UrbanizationSince 2013, the U.N. has celebrated October 31 as World Cities Day in support of global urbanization and sustainable urban development. This year’s theme of “Innovative Governance, Open Cities” highlights the important role of urbanization as a source of global development and social inclusion. Urbanization in developing countries contributes to poverty reduction, access to sanitation facilities and education equality if managed correctly.

Urbanization is the result of an increase in population in urban areas. Urban areas differ from rural areas due to numerical and occupational differences in population. For the most part, urban areas have more inhabitants with more industrial professions than the less populated, more agriculture-centric rural areas. Each country sets certain criteria to distinguish urban areas; “some countries define any place with a population of 2,500 or more as urban; others set a minimum of 20,000.”
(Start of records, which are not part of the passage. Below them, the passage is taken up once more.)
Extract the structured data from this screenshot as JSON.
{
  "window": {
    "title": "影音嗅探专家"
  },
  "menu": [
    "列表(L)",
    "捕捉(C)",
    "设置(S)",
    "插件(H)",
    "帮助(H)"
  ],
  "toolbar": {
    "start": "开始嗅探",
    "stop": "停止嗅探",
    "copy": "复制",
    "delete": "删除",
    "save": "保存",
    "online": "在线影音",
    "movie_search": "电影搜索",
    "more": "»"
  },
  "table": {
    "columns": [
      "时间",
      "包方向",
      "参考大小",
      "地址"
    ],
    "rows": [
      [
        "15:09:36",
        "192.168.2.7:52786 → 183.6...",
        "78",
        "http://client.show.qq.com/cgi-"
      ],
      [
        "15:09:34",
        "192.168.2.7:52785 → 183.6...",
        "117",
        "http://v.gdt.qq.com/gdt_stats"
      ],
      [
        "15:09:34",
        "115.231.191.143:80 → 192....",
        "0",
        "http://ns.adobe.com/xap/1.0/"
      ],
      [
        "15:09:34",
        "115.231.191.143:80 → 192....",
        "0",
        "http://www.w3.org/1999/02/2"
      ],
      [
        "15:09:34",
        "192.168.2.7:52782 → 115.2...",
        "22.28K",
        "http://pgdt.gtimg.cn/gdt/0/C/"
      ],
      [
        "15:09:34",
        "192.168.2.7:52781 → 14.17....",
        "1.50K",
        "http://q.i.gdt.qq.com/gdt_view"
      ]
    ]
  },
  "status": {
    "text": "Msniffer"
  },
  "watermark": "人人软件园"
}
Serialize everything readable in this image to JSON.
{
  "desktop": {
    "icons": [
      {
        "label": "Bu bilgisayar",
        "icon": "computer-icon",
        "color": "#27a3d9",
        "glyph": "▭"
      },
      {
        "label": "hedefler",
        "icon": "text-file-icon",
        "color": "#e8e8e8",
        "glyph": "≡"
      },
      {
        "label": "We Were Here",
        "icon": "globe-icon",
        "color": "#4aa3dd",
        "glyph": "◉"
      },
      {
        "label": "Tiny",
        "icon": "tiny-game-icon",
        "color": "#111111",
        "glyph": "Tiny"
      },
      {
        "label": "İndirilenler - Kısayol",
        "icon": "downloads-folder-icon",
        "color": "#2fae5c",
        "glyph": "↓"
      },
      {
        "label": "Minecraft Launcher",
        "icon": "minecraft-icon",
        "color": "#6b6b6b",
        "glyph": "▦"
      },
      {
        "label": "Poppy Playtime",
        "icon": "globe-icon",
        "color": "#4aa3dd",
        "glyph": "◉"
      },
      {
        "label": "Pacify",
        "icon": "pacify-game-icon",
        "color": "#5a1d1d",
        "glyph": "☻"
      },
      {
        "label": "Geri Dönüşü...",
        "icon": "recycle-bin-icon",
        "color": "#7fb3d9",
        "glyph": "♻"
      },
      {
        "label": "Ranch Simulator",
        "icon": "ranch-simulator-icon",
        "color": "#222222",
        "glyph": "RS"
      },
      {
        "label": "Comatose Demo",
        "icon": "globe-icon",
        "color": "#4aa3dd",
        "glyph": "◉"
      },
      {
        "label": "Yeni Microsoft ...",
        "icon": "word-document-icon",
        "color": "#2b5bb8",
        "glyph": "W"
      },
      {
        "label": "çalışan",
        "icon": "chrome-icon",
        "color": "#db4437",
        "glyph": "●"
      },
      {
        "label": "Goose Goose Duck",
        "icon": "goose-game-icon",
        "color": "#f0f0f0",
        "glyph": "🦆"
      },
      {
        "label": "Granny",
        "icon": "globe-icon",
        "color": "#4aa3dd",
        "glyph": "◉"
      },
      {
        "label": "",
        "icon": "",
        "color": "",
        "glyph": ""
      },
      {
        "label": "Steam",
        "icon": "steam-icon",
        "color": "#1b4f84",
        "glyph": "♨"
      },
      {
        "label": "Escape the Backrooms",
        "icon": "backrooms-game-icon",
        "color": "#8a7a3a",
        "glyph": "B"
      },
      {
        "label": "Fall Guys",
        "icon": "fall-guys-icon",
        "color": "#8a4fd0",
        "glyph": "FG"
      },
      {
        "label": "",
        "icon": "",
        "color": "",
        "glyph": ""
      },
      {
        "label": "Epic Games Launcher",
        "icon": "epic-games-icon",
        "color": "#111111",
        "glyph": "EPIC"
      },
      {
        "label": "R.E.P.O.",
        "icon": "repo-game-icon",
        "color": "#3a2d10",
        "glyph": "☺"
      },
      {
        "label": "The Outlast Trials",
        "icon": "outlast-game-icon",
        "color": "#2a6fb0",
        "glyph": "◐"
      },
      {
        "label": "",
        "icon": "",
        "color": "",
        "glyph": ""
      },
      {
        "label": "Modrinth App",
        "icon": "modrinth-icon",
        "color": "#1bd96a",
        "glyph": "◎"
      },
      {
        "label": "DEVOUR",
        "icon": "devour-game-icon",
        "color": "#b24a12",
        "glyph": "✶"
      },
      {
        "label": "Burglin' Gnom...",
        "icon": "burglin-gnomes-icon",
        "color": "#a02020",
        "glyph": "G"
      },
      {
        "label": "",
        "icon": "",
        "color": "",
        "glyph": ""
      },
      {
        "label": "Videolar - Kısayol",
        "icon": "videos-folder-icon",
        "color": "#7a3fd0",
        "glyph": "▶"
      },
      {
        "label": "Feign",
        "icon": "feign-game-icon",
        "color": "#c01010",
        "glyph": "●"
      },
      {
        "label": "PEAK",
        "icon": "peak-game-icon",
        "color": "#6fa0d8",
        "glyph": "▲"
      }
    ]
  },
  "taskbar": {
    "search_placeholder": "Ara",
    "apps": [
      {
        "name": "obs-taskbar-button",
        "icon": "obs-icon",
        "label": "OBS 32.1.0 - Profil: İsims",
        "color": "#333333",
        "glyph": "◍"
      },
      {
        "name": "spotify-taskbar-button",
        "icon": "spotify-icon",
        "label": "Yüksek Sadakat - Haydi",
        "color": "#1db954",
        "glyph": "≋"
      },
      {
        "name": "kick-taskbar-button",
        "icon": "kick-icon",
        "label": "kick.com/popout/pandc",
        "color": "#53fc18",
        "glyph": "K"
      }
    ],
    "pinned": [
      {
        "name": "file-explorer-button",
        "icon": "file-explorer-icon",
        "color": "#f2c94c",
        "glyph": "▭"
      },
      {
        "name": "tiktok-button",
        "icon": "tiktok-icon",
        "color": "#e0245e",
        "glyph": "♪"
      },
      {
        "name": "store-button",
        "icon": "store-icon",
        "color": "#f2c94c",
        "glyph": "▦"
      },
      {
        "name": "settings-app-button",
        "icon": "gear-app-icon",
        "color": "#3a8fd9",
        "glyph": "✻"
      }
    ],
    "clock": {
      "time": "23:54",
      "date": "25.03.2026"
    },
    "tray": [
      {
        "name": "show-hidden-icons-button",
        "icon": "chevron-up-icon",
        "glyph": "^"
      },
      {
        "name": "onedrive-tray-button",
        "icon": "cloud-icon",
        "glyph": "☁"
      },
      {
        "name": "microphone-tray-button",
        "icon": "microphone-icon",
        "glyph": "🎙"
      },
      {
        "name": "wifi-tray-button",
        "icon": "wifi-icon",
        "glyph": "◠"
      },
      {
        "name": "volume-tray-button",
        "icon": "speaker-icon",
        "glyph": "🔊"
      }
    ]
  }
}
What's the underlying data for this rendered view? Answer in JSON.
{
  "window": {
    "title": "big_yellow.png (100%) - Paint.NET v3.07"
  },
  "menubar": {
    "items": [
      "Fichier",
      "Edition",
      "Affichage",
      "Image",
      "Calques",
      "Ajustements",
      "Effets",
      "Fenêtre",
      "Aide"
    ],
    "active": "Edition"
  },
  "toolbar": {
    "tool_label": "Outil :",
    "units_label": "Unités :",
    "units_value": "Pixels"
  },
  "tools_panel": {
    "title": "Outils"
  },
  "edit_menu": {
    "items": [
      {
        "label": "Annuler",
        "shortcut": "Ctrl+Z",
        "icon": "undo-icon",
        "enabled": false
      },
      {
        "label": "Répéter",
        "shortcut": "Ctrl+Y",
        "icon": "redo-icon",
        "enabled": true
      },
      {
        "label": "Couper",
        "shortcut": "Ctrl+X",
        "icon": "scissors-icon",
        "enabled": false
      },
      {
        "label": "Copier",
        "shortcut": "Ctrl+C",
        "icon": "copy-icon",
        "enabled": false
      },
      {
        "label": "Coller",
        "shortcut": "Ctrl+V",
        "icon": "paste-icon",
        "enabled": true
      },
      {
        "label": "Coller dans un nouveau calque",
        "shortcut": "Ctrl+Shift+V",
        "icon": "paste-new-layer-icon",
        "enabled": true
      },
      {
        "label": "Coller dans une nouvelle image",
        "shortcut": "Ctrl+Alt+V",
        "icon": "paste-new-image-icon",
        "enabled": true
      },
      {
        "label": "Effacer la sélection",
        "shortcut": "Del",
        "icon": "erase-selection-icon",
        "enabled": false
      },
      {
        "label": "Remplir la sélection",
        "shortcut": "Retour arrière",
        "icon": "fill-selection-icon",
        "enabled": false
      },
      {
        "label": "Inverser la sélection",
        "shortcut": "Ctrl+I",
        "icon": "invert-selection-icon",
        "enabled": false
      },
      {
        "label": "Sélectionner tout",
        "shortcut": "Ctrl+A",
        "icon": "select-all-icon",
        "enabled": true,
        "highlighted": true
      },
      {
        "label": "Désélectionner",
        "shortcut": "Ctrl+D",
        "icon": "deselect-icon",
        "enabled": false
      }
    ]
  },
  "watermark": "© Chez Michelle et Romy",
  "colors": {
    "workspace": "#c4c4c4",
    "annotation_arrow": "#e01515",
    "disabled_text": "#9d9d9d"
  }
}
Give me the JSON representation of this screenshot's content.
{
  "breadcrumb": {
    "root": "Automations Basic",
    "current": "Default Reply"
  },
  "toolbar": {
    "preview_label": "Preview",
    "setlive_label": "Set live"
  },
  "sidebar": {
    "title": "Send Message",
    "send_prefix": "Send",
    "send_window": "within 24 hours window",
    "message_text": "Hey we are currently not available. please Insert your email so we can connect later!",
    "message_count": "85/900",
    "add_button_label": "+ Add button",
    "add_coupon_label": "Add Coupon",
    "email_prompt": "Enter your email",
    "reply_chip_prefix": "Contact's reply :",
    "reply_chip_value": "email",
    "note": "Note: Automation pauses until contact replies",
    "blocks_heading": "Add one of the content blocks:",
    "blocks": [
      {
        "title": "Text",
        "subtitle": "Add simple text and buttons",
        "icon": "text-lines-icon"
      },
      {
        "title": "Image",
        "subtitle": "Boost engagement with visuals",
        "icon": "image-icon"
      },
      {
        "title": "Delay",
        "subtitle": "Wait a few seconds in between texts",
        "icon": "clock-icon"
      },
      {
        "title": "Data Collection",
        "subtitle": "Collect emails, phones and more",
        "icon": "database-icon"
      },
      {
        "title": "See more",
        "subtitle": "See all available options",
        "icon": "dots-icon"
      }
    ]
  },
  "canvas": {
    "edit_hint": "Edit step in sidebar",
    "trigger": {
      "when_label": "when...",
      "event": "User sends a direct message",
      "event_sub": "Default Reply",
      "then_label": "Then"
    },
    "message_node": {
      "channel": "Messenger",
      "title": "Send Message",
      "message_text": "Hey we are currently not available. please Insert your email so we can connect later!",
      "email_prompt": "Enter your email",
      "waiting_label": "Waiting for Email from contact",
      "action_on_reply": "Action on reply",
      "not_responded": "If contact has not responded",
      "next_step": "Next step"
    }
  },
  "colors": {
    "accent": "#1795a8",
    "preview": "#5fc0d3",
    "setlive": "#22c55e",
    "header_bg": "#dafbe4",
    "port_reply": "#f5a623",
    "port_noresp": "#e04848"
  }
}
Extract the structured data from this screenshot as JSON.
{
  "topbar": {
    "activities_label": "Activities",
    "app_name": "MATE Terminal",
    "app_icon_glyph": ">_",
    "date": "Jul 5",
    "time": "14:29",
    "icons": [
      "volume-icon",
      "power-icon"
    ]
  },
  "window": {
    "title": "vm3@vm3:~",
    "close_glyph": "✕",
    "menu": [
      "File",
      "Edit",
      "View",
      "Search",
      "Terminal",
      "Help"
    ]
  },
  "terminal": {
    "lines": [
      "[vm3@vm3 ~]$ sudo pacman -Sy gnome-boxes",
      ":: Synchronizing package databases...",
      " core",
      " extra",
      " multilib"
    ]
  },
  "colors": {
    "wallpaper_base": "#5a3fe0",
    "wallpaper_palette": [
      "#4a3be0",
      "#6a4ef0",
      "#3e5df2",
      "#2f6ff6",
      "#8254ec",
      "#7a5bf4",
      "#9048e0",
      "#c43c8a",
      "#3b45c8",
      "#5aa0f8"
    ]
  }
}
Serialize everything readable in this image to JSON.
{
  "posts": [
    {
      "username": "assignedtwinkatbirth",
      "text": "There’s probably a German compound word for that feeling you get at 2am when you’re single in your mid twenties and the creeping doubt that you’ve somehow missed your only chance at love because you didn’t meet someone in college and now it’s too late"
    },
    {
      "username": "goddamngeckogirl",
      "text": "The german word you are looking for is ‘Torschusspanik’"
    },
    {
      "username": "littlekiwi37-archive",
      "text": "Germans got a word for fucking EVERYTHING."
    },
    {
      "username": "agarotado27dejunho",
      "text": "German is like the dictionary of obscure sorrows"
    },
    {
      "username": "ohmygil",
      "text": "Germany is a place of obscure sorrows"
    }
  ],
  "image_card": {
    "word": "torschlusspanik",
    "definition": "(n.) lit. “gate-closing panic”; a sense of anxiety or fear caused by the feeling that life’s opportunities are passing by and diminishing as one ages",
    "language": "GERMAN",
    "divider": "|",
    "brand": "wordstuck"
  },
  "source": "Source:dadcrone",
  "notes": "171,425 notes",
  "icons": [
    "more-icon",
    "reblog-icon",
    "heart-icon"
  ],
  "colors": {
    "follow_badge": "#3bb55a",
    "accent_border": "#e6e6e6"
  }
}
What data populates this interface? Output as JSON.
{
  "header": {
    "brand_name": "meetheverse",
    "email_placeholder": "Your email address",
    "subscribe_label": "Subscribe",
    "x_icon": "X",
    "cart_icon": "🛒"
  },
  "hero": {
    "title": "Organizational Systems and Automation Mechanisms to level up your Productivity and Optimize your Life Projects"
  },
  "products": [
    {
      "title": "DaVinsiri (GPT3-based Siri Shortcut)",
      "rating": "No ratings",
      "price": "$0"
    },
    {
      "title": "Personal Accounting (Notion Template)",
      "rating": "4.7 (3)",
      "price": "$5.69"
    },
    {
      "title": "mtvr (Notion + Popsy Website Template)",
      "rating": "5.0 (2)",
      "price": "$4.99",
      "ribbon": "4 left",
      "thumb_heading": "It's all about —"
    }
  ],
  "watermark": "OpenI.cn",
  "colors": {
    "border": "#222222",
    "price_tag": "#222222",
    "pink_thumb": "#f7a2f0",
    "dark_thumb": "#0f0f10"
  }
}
These six numbers represent urban development in the world:

  • 54.5 percent
    In 2016, more than half of the world’s population resided in urban areas. From 30 percent in 1950, the urban population of the world has grown rapidly. An estimated 54.5 percent of the globe now resides in urban agglomerates. By 2030, 60 percent of the world is expected to reside in urban areas.
  • 33.2 million
    The biggest city in the world today, Tokyo, has a population of 33.2 million. Tokyo’s high population, over 10 million, qualifies the city as a megacity. In 1970, Tokyo and New York were the only megacities in the world. Today, Tokyo is one of 23 megacities, including 13 in Asia, four in Latin America and two each in Africa, Europe and North America.
  • $600 million
    UN-Habitat has set aside $600 million to focus exclusively on urbanization issues, including “growth of slums, inadequate and out of date infrastructure and escalating poverty and unemployment.” While urbanization brings many positive changes, the related potential for dislocation and destabilization is the focus of the UN-Habitat for a better urban future.
  • 99 percent
    According to the Center for Strategic and International Studies 2015 report, “nearly 99 percent of urbanization between now and 2050 will take place in the developing world.” The report maps out urbanization as an economic opportunity for donors of developing nations, as long as urban challenges are addressed.
  • 80 percent
    In 2013, the World Bank reported that over 80 percent of global goods and services are produced in cities. Just the year before, “large cities made up 33 percent of the world’s global population, but produced more than 55 percent of all global economic output.” The amount of goods and services produced in cities exceeds those produced elsewhere in the world.
  • 82 percent
    The most urbanized region in the world is Northern America, with 82 percent urbanization, according to the U.N. Latin America and the Caribbean follow with 80 percent urbanization and Europe with 73 percent urbanization. Africa and Asia are urbanizing faster than any other region. While they are mostly rural now, Africa and Asia are projected to become 56 and 64 percent urban respectively by 2050.

Urbanization is spreading across the world at a growing pace. If managed properly, urbanization in developing countries can help lift many people out of poverty by providing better access to jobs, education and services. Supporting this goal is a worldwide effort.

Eliza Gresh

Photo: Flickr